Incidence and diversity of histidine decarboxylating bacteria were determined in samples of tunafish, bonito and mackerel purchased at different retail markets. Histamine-forming bacteria occurred in a low proportion and always accounted for less than 0.1% of the total bacterial load in the fish samples studied. Similarly, histamine content in fish samples also was low (< 25 ppm) and all of them met current histamine standards established by the European Union. Histamine was found in 83.3% of the tested tunafish samples with an average of 8.9 ppm. In contrast, none of mackerel samples and only 2 out of 12 of bonito showed detectable amounts of histamine. Morganella morganii and Klebsiella oxytoca were the most active histamine formers under experimental conditions, and produced on average 2765 and 1415 ppm of histamine, respectively, after incubation at 37°C for 18 h. Some new histamine formers, such as Plesiomonas shigelloides, Enterobacter intermedium, Serratia marcescens, Serratia plymuthica and Serratia fonticola, have been identified. Especially Plesiomonas shigelloides would have an important role within histidine decarboxylating bacteria because it was the sole histamine former isolated that has frequently been associated with the marine aquatic environment.
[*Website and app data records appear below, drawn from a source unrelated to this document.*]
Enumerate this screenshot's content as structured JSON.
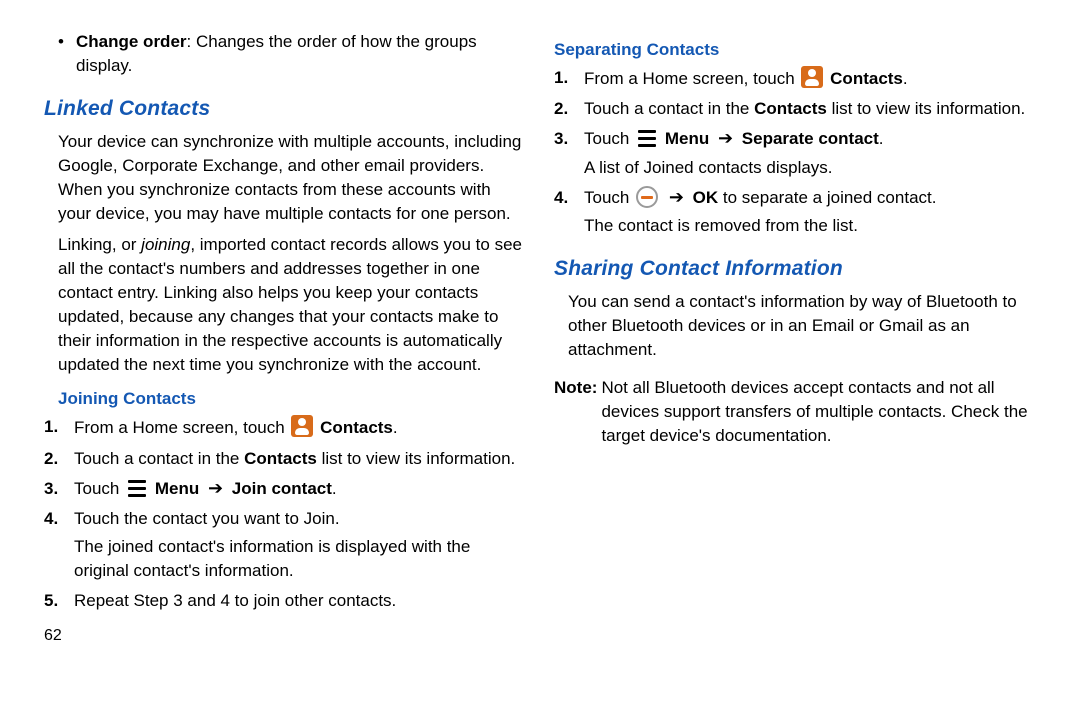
{
  "pageNumber": "62",
  "left": {
    "bullet": {
      "label": "Change order",
      "rest": ": Changes the order of how the groups display."
    },
    "linked": {
      "heading": "Linked Contacts",
      "p1": "Your device can synchronize with multiple accounts, including Google, Corporate Exchange, and other email providers. When you synchronize contacts from these accounts with your device, you may have multiple contacts for one person.",
      "p2a": "Linking, or ",
      "p2em": "joining",
      "p2b": ", imported contact records allows you to see all the contact's numbers and addresses together in one contact entry. Linking also helps you keep your contacts updated, because any changes that your contacts make to their information in the respective accounts is automatically updated the next time you synchronize with the account."
    },
    "joining": {
      "heading": "Joining Contacts",
      "s1a": "From a Home screen, touch ",
      "s1b": "Contacts",
      "s1c": ".",
      "s2a": "Touch a contact in the ",
      "s2b": "Contacts",
      "s2c": " list to view its information.",
      "s3a": "Touch ",
      "s3b": "Menu",
      "s3c": "Join contact",
      "s3d": ".",
      "s4": "Touch the contact you want to Join.",
      "s4sub": "The joined contact's information is displayed with the original contact's information.",
      "s5": "Repeat Step 3 and 4 to join other contacts."
    }
  },
  "right": {
    "separating": {
      "heading": "Separating Contacts",
      "s1a": "From a Home screen, touch ",
      "s1b": "Contacts",
      "s1c": ".",
      "s2a": "Touch a contact in the ",
      "s2b": "Contacts",
      "s2c": " list to view its information.",
      "s3a": "Touch ",
      "s3b": "Menu",
      "s3c": "Separate contact",
      "s3d": ".",
      "s3sub": "A list of Joined contacts displays.",
      "s4a": "Touch ",
      "s4b": "OK",
      "s4c": " to separate a joined contact.",
      "s4sub": "The contact is removed from the list."
    },
    "sharing": {
      "heading": "Sharing Contact Information",
      "p1": "You can send a contact's information by way of Bluetooth to other Bluetooth devices or in an Email or Gmail as an attachment.",
      "noteLabel": "Note:",
      "noteBody": "Not all Bluetooth devices accept contacts and not all devices support transfers of multiple contacts. Check the target device's documentation."
    }
  }
}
However, only 8-340 ppm of histamine was formed by these strains in laboratory trials.
- Scombroid fish